The task
Every entry below needs to be copied exactly.

Record excerpts START

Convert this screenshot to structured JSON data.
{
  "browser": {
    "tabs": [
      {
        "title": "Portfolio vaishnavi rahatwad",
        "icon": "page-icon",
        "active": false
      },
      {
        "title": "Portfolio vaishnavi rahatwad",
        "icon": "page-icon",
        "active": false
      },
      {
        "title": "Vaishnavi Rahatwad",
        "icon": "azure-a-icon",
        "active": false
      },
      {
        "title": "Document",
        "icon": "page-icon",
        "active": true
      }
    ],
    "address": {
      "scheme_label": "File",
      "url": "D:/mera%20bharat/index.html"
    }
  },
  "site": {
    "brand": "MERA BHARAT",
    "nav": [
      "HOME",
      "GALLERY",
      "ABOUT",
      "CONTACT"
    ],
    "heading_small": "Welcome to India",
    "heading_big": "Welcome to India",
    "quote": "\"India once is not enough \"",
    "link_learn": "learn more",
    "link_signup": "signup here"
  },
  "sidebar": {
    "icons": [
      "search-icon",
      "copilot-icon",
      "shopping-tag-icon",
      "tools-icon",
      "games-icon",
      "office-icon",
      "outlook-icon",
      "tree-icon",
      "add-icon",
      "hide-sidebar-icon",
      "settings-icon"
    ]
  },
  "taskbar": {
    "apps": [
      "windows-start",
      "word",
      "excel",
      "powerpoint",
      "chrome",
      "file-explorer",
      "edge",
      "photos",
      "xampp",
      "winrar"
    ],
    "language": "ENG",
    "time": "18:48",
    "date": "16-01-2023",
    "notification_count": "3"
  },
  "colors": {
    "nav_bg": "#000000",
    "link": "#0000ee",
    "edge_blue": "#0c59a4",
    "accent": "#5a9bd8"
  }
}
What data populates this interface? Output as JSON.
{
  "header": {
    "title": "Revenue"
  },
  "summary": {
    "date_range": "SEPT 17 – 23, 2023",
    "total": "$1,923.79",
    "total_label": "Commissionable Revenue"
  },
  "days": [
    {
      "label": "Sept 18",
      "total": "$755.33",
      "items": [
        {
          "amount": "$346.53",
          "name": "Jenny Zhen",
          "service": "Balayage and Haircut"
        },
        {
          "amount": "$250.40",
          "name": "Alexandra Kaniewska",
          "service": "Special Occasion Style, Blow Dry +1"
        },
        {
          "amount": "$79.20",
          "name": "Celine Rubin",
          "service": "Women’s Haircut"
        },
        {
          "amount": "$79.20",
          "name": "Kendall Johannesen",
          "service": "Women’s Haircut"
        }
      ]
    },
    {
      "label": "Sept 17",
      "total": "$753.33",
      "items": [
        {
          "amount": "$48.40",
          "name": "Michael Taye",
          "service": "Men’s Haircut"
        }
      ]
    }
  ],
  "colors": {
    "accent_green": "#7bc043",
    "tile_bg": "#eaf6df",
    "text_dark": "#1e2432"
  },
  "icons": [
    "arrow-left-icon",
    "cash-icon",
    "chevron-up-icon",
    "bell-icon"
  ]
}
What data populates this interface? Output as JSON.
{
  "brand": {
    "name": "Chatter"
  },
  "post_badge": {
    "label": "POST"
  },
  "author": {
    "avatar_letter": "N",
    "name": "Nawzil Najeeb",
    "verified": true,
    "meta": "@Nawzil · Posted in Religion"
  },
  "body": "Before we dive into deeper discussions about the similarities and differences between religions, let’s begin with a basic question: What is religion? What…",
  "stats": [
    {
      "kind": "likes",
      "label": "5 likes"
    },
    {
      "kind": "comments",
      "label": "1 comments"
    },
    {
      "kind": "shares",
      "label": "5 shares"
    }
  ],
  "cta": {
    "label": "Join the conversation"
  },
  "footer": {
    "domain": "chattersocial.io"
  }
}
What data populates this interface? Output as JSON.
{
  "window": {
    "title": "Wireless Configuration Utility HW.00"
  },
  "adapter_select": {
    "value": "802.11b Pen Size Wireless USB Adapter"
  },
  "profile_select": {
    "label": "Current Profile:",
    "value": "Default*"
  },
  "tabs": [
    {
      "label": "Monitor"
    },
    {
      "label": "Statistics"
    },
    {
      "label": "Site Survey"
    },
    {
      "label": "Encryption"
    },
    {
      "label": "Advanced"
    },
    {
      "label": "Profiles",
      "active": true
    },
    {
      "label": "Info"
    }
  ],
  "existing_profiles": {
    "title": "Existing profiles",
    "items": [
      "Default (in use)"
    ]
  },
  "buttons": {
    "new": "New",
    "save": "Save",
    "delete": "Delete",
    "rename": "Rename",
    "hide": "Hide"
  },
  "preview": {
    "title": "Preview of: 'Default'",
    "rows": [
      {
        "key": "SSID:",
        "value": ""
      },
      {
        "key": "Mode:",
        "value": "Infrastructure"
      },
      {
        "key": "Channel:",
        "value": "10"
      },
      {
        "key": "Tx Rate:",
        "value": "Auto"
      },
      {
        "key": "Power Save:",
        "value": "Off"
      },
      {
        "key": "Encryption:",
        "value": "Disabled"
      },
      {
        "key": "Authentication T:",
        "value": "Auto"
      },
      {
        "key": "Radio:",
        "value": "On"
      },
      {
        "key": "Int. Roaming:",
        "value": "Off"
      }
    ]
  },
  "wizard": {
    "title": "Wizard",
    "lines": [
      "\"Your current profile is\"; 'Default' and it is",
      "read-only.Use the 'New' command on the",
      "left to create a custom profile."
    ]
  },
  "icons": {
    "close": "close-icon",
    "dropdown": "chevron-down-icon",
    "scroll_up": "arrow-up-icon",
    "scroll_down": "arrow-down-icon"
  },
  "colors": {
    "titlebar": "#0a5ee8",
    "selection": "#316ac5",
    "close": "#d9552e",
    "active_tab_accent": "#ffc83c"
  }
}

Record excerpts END

Solution to this problem
Convert this screenshot to structured JSON data.
{
  "browser": {
    "tabs": [
      {
        "title": "Portfolio vaishnavi rahatwad",
        "icon": "page-icon",
        "active": false
      },
      {
        "title": "Portfolio vaishnavi rahatwad",
        "icon": "page-icon",
        "active": false
      },
      {
        "title": "Vaishnavi Rahatwad",
        "icon": "azure-a-icon",
        "active": false
      },
      {
        "title": "Document",
        "icon": "page-icon",
        "active": true
      }
    ],
    "address": {
      "scheme_label": "File",
      "url": "D:/mera%20bharat/index.html"
    }
  },
  "site": {
    "brand": "MERA BHARAT",
    "nav": [
      "HOME",
      "GALLERY",
      "ABOUT",
      "CONTACT"
    ],
    "heading_small": "Welcome to India",
    "heading_big": "Welcome to India",
    "quote": "\"India once is not enough \"",
    "link_learn": "learn more",
    "link_signup": "signup here"
  },
  "sidebar": {
    "icons": [
      "search-icon",
      "copilot-icon",
      "shopping-tag-icon",
      "tools-icon",
      "games-icon",
      "office-icon",
      "outlook-icon",
      "tree-icon",
      "add-icon",
      "hide-sidebar-icon",
      "settings-icon"
    ]
  },
  "taskbar": {
    "apps": [
      "windows-start",
      "word",
      "excel",
      "powerpoint",
      "chrome",
      "file-explorer",
      "edge",
      "photos",
      "xampp",
      "winrar"
    ],
    "language": "ENG",
    "time": "18:48",
    "date": "16-01-2023",
    "notification_count": "3"
  },
  "colors": {
    "nav_bg": "#000000",
    "link": "#0000ee",
    "edge_blue": "#0c59a4",
    "accent": "#5a9bd8"
  }
}
What data populates this interface? Output as JSON.
{
  "header": {
    "title": "Revenue"
  },
  "summary": {
    "date_range": "SEPT 17 – 23, 2023",
    "total": "$1,923.79",
    "total_label": "Commissionable Revenue"
  },
  "days": [
    {
      "label": "Sept 18",
      "total": "$755.33",
      "items": [
        {
          "amount": "$346.53",
          "name": "Jenny Zhen",
          "service": "Balayage and Haircut"
        },
        {
          "amount": "$250.40",
          "name": "Alexandra Kaniewska",
          "service": "Special Occasion Style, Blow Dry +1"
        },
        {
          "amount": "$79.20",
          "name": "Celine Rubin",
          "service": "Women’s Haircut"
        },
        {
          "amount": "$79.20",
          "name": "Kendall Johannesen",
          "service": "Women’s Haircut"
        }
      ]
    },
    {
      "label": "Sept 17",
      "total": "$753.33",
      "items": [
        {
          "amount": "$48.40",
          "name": "Michael Taye",
          "service": "Men’s Haircut"
        }
      ]
    }
  ],
  "colors": {
    "accent_green": "#7bc043",
    "tile_bg": "#eaf6df",
    "text_dark": "#1e2432"
  },
  "icons": [
    "arrow-left-icon",
    "cash-icon",
    "chevron-up-icon",
    "bell-icon"
  ]
}
What data populates this interface? Output as JSON.
{
  "brand": {
    "name": "Chatter"
  },
  "post_badge": {
    "label": "POST"
  },
  "author": {
    "avatar_letter": "N",
    "name": "Nawzil Najeeb",
    "verified": true,
    "meta": "@Nawzil · Posted in Religion"
  },
  "body": "Before we dive into deeper discussions about the similarities and differences between religions, let’s begin with a basic question: What is religion? What…",
  "stats": [
    {
      "kind": "likes",
      "label": "5 likes"
    },
    {
      "kind": "comments",
      "label": "1 comments"
    },
    {
      "kind": "shares",
      "label": "5 shares"
    }
  ],
  "cta": {
    "label": "Join the conversation"
  },
  "footer": {
    "domain": "chattersocial.io"
  }
}
What data populates this interface? Output as JSON.
{
  "window": {
    "title": "Wireless Configuration Utility HW.00"
  },
  "adapter_select": {
    "value": "802.11b Pen Size Wireless USB Adapter"
  },
  "profile_select": {
    "label": "Current Profile:",
    "value": "Default*"
  },
  "tabs": [
    {
      "label": "Monitor"
    },
    {
      "label": "Statistics"
    },
    {
      "label": "Site Survey"
    },
    {
      "label": "Encryption"
    },
    {
      "label": "Advanced"
    },
    {
      "label": "Profiles",
      "active": true
    },
    {
      "label": "Info"
    }
  ],
  "existing_profiles": {
    "title": "Existing profiles",
    "items": [
      "Default (in use)"
    ]
  },
  "buttons": {
    "new": "New",
    "save": "Save",
    "delete": "Delete",
    "rename": "Rename",
    "hide": "Hide"
  },
  "preview": {
    "title": "Preview of: 'Default'",
    "rows": [
      {
        "key": "SSID:",
        "value": ""
      },
      {
        "key": "Mode:",
        "value": "Infrastructure"
      },
      {
        "key": "Channel:",
        "value": "10"
      },
      {
        "key": "Tx Rate:",
        "value": "Auto"
      },
      {
        "key": "Power Save:",
        "value": "Off"
      },
      {
        "key": "Encryption:",
        "value": "Disabled"
      },
      {
        "key": "Authentication T:",
        "value": "Auto"
      },
      {
        "key": "Radio:",
        "value": "On"
      },
      {
        "key": "Int. Roaming:",
        "value": "Off"
      }
    ]
  },
  "wizard": {
    "title": "Wizard",
    "lines": [
      "\"Your current profile is\"; 'Default' and it is",
      "read-only.Use the 'New' command on the",
      "left to create a custom profile."
    ]
  },
  "icons": {
    "close": "close-icon",
    "dropdown": "chevron-down-icon",
    "scroll_up": "arrow-up-icon",
    "scroll_down": "arrow-down-icon"
  },
  "colors": {
    "titlebar": "#0a5ee8",
    "selection": "#316ac5",
    "close": "#d9552e",
    "active_tab_accent": "#ffc83c"
  }
}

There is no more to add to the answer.